Record extracts section start

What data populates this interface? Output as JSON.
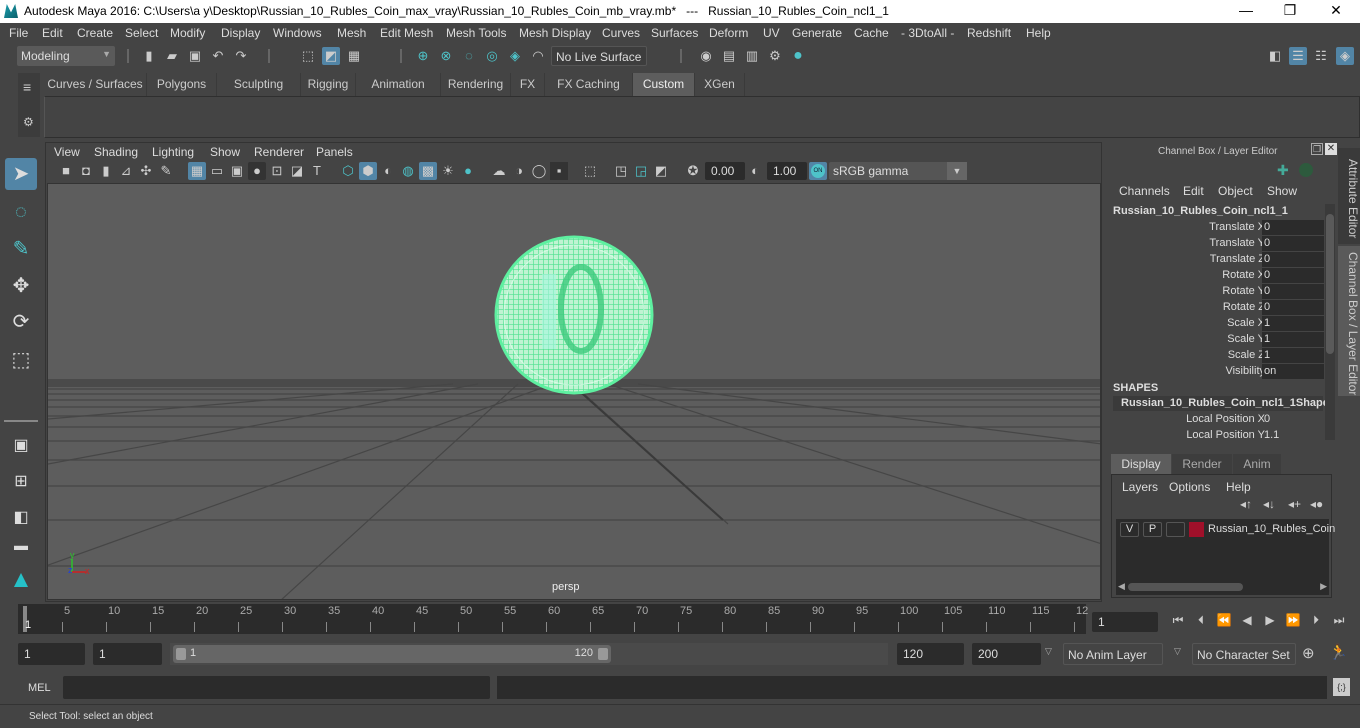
{
  "window": {
    "title": "Autodesk Maya 2016: C:\\Users\\a y\\Desktop\\Russian_10_Rubles_Coin_max_vray\\Russian_10_Rubles_Coin_mb_vray.mb*   ---   Russian_10_Rubles_Coin_ncl1_1",
    "minimize": "—",
    "maximize": "❐",
    "close": "✕"
  },
  "menubar": [
    "File",
    "Edit",
    "Create",
    "Select",
    "Modify",
    "Display",
    "Windows",
    "Mesh",
    "Edit Mesh",
    "Mesh Tools",
    "Mesh Display",
    "Curves",
    "Surfaces",
    "Deform",
    "UV",
    "Generate",
    "Cache",
    "- 3DtoAll -",
    "Redshift",
    "Help"
  ],
  "statusline": {
    "mode": "Modeling",
    "live_surface": "No Live Surface"
  },
  "shelf_tabs": [
    {
      "label": "Curves / Surfaces",
      "active": false
    },
    {
      "label": "Polygons",
      "active": false
    },
    {
      "label": "Sculpting",
      "active": false
    },
    {
      "label": "Rigging",
      "active": false
    },
    {
      "label": "Animation",
      "active": false
    },
    {
      "label": "Rendering",
      "active": false
    },
    {
      "label": "FX",
      "active": false
    },
    {
      "label": "FX Caching",
      "active": false
    },
    {
      "label": "Custom",
      "active": true
    },
    {
      "label": "XGen",
      "active": false
    }
  ],
  "tools": [
    "select-tool",
    "lasso-tool",
    "paint-select-tool",
    "move-tool",
    "rotate-tool",
    "scale-tool"
  ],
  "viewport": {
    "menus": [
      "View",
      "Shading",
      "Lighting",
      "Show",
      "Renderer",
      "Panels"
    ],
    "exposure": "0.00",
    "gamma": "1.00",
    "color_mgmt": "ON",
    "colorspace": "sRGB gamma",
    "camera": "persp",
    "axis": {
      "x": "x",
      "y": "y",
      "z": "z"
    },
    "wire_color": "#5ef0a0"
  },
  "channel_box": {
    "title": "Channel Box / Layer Editor",
    "menus": [
      "Channels",
      "Edit",
      "Object",
      "Show"
    ],
    "object": "Russian_10_Rubles_Coin_ncl1_1",
    "channels": [
      {
        "label": "Translate X",
        "value": "0"
      },
      {
        "label": "Translate Y",
        "value": "0"
      },
      {
        "label": "Translate Z",
        "value": "0"
      },
      {
        "label": "Rotate X",
        "value": "0"
      },
      {
        "label": "Rotate Y",
        "value": "0"
      },
      {
        "label": "Rotate Z",
        "value": "0"
      },
      {
        "label": "Scale X",
        "value": "1"
      },
      {
        "label": "Scale Y",
        "value": "1"
      },
      {
        "label": "Scale Z",
        "value": "1"
      },
      {
        "label": "Visibility",
        "value": "on"
      }
    ],
    "shapes_header": "SHAPES",
    "shape_name": "Russian_10_Rubles_Coin_ncl1_1Shape",
    "shape_channels": [
      {
        "label": "Local Position X",
        "value": "0"
      },
      {
        "label": "Local Position Y",
        "value": "1.1"
      }
    ]
  },
  "layer_editor": {
    "tabs": [
      {
        "label": "Display",
        "active": true
      },
      {
        "label": "Render",
        "active": false
      },
      {
        "label": "Anim",
        "active": false
      }
    ],
    "menus": [
      "Layers",
      "Options",
      "Help"
    ],
    "layer": {
      "v": "V",
      "p": "P",
      "color": "#a0102a",
      "name": "Russian_10_Rubles_Coin"
    }
  },
  "side_tabs": [
    "Attribute Editor",
    "Channel Box / Layer Editor"
  ],
  "timeline": {
    "ticks": [
      "5",
      "10",
      "15",
      "20",
      "25",
      "30",
      "35",
      "40",
      "45",
      "50",
      "55",
      "60",
      "65",
      "70",
      "75",
      "80",
      "85",
      "90",
      "95",
      "100",
      "105",
      "110",
      "115",
      "12"
    ],
    "current_marker": "1",
    "current_frame": "1"
  },
  "range": {
    "start": "1",
    "playback_start": "1",
    "slider_start": "1",
    "slider_end": "120",
    "playback_end": "120",
    "end": "200",
    "anim_layer": "No Anim Layer",
    "character_set": "No Character Set"
  },
  "command_line": {
    "label": "MEL"
  },
  "status": {
    "help": "Select Tool: select an object"
  }
}
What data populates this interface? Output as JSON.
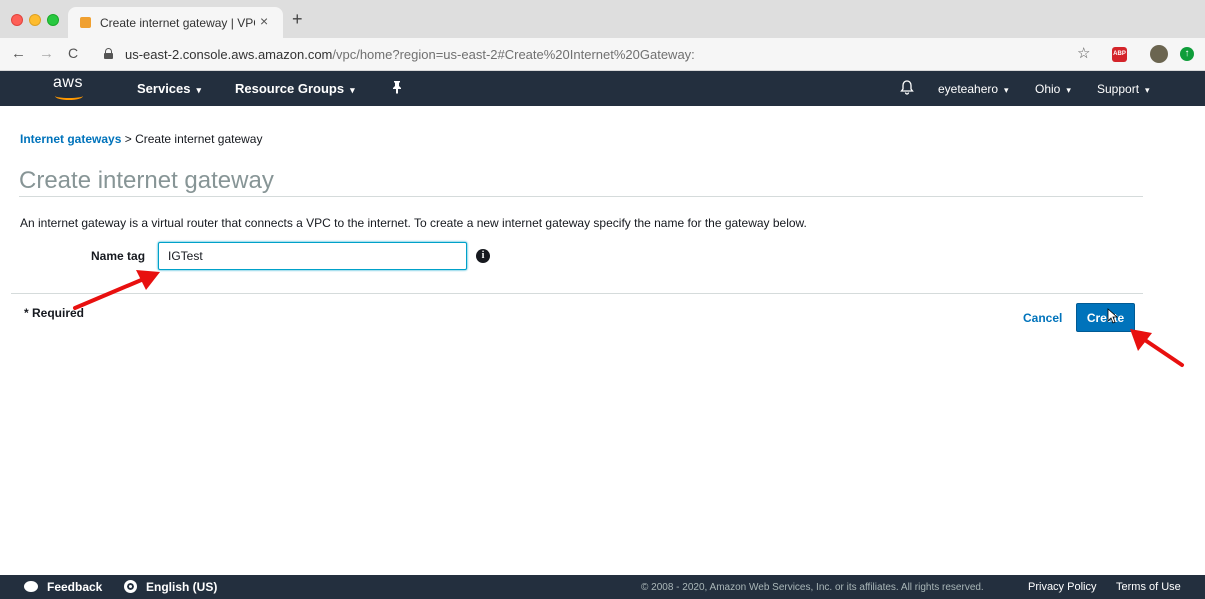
{
  "browser": {
    "tab_title": "Create internet gateway | VPC",
    "tab_close": "×",
    "new_tab": "+",
    "back": "←",
    "forward": "→",
    "reload": "C",
    "url_host": "us-east-2.console.aws.amazon.com",
    "url_path": "/vpc/home?region=us-east-2#Create%20Internet%20Gateway:",
    "star": "☆",
    "abp_label": "ABP",
    "ext_green": "↑"
  },
  "aws_nav": {
    "logo_text": "aws",
    "services": "Services",
    "resource_groups": "Resource Groups",
    "pin": "✦",
    "bell": "♫",
    "user": "eyeteahero",
    "region": "Ohio",
    "support": "Support",
    "caret": "▾",
    "bell_icon": "🔔"
  },
  "breadcrumb": {
    "link": "Internet gateways",
    "separator": " > ",
    "current": "Create internet gateway"
  },
  "page": {
    "title": "Create internet gateway",
    "description": "An internet gateway is a virtual router that connects a VPC to the internet. To create a new internet gateway specify the name for the gateway below.",
    "name_label": "Name tag",
    "name_value": "IGTest",
    "info": "i",
    "required": "* Required",
    "cancel": "Cancel",
    "create": "Create"
  },
  "footer": {
    "feedback": "Feedback",
    "language": "English (US)",
    "copyright": "© 2008 - 2020, Amazon Web Services, Inc. or its affiliates. All rights reserved.",
    "privacy": "Privacy Policy",
    "terms": "Terms of Use"
  },
  "colors": {
    "aws_nav_bg": "#232f3e",
    "link_blue": "#0073bb",
    "primary_button": "#0073bb",
    "annotation_arrow": "#e8100f",
    "aws_orange": "#ff9900"
  }
}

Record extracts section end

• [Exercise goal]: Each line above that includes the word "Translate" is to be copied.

• [Answer to this exercise]:
        "label": "Translate X",
        "label": "Translate Y",
        "label": "Translate Z",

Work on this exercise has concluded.